**Data for analysis:**
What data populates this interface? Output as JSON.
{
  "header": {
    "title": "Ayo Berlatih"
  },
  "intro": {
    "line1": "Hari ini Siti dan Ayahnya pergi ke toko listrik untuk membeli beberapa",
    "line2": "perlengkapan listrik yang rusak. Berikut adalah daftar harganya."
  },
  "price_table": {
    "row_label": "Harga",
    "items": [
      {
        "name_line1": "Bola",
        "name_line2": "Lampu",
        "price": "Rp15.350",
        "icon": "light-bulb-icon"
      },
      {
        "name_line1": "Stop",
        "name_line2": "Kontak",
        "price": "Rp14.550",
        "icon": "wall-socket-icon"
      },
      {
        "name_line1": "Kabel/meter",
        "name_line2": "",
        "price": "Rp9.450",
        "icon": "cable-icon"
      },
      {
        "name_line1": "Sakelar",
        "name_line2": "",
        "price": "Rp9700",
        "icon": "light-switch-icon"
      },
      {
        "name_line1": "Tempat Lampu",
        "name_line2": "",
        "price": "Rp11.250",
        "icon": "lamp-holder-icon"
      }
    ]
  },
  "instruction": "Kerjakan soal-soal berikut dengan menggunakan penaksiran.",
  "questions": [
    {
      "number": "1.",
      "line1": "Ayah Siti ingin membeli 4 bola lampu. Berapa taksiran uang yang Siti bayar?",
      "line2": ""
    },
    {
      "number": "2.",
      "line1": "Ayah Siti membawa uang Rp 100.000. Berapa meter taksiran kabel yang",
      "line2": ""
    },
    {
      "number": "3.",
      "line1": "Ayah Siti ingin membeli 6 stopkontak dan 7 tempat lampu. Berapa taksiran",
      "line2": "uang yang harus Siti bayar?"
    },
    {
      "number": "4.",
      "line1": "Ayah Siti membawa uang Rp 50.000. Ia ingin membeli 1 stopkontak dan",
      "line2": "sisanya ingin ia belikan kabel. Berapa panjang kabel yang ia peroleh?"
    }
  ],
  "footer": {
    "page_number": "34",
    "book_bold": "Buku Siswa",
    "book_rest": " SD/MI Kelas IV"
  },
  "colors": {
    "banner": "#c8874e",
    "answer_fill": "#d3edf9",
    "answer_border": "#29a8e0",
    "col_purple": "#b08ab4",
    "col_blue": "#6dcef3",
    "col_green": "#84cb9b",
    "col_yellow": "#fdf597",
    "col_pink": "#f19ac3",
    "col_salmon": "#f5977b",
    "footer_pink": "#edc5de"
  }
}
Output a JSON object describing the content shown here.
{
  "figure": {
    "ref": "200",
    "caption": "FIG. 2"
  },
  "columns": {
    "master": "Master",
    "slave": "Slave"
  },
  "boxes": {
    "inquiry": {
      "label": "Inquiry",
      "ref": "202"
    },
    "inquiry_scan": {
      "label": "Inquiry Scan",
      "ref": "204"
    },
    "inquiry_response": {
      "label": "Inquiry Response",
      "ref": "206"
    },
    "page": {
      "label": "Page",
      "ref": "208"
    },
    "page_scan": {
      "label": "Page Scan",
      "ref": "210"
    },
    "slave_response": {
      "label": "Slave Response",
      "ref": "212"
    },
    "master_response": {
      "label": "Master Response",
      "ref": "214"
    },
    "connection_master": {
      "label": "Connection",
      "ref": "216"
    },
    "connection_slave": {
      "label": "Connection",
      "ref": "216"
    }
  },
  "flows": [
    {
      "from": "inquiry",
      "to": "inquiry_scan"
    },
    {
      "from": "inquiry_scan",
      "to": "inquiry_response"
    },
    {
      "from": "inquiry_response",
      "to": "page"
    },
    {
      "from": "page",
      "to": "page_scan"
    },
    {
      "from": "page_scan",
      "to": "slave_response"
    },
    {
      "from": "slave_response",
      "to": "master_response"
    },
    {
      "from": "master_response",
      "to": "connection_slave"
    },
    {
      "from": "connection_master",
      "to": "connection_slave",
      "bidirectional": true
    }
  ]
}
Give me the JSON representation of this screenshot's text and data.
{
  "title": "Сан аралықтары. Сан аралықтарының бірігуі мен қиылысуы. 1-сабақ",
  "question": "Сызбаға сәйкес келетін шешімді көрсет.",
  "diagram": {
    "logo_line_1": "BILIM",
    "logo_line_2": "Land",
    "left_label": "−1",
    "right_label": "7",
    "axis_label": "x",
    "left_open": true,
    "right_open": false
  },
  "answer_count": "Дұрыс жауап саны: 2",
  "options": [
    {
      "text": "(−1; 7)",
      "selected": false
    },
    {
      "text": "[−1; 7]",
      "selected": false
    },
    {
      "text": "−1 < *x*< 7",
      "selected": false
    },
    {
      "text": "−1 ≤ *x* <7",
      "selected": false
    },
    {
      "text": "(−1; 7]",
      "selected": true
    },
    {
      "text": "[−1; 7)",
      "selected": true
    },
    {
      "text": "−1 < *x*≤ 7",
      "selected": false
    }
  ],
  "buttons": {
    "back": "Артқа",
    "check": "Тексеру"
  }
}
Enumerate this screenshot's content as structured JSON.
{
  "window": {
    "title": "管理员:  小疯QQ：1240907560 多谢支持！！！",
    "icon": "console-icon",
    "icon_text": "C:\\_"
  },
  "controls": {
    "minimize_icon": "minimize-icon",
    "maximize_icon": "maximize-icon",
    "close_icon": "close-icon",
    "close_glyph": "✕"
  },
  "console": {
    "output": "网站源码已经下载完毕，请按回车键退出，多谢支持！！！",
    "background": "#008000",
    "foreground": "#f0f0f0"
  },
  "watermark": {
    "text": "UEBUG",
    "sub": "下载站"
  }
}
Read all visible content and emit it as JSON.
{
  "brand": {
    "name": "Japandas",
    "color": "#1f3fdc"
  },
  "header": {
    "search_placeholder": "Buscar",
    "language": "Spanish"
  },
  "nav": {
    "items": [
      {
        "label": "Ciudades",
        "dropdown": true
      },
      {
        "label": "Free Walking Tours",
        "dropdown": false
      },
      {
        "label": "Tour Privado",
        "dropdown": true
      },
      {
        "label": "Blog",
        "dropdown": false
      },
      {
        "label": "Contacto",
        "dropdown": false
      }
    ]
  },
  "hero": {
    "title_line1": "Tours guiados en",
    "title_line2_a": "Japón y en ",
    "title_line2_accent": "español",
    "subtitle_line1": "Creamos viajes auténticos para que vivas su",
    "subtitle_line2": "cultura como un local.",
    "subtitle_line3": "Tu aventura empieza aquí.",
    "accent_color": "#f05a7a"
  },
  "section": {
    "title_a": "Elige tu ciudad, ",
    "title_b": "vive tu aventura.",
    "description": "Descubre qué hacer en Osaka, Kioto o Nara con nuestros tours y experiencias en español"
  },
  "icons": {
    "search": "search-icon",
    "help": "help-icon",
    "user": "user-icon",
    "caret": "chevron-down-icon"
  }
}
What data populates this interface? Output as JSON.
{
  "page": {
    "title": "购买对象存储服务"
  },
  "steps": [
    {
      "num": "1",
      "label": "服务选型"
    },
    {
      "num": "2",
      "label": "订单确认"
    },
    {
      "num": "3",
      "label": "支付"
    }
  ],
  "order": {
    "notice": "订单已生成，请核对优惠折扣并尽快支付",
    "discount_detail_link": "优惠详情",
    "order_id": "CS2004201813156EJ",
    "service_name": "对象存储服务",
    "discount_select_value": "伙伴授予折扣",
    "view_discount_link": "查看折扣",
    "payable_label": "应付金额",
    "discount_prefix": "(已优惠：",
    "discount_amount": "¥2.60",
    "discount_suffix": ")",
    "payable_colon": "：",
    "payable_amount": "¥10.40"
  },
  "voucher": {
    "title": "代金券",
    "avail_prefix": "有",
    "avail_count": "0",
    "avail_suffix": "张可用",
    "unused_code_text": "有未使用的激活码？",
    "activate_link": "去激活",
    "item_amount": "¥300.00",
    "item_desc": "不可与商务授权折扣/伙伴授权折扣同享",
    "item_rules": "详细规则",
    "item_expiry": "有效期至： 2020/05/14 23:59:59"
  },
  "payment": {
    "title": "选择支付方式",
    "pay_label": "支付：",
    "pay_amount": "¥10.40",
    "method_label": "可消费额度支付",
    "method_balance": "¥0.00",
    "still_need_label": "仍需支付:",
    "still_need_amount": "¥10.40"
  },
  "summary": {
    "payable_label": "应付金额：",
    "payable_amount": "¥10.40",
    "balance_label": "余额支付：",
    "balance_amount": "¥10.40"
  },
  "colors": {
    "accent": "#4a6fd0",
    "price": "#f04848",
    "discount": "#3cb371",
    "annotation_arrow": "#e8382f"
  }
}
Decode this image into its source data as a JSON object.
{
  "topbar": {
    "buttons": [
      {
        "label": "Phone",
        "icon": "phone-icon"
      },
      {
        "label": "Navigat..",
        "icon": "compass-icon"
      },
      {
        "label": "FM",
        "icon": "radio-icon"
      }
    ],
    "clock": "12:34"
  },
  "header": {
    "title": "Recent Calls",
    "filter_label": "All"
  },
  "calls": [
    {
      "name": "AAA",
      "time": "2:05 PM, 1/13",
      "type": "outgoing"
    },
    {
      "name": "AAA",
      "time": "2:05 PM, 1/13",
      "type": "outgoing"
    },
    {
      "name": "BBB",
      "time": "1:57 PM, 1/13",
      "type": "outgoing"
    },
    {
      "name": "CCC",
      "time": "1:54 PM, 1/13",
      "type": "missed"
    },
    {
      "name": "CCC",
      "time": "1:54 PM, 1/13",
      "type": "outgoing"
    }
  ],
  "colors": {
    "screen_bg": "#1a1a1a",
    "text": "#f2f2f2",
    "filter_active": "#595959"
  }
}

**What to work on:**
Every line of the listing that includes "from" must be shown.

**Output below:**
      "from": "inquiry",
      "from": "inquiry_scan",
      "from": "inquiry_response",
      "from": "page",
      "from": "page_scan",
      "from": "slave_response",
      "from": "master_response",
      "from": "connection_master",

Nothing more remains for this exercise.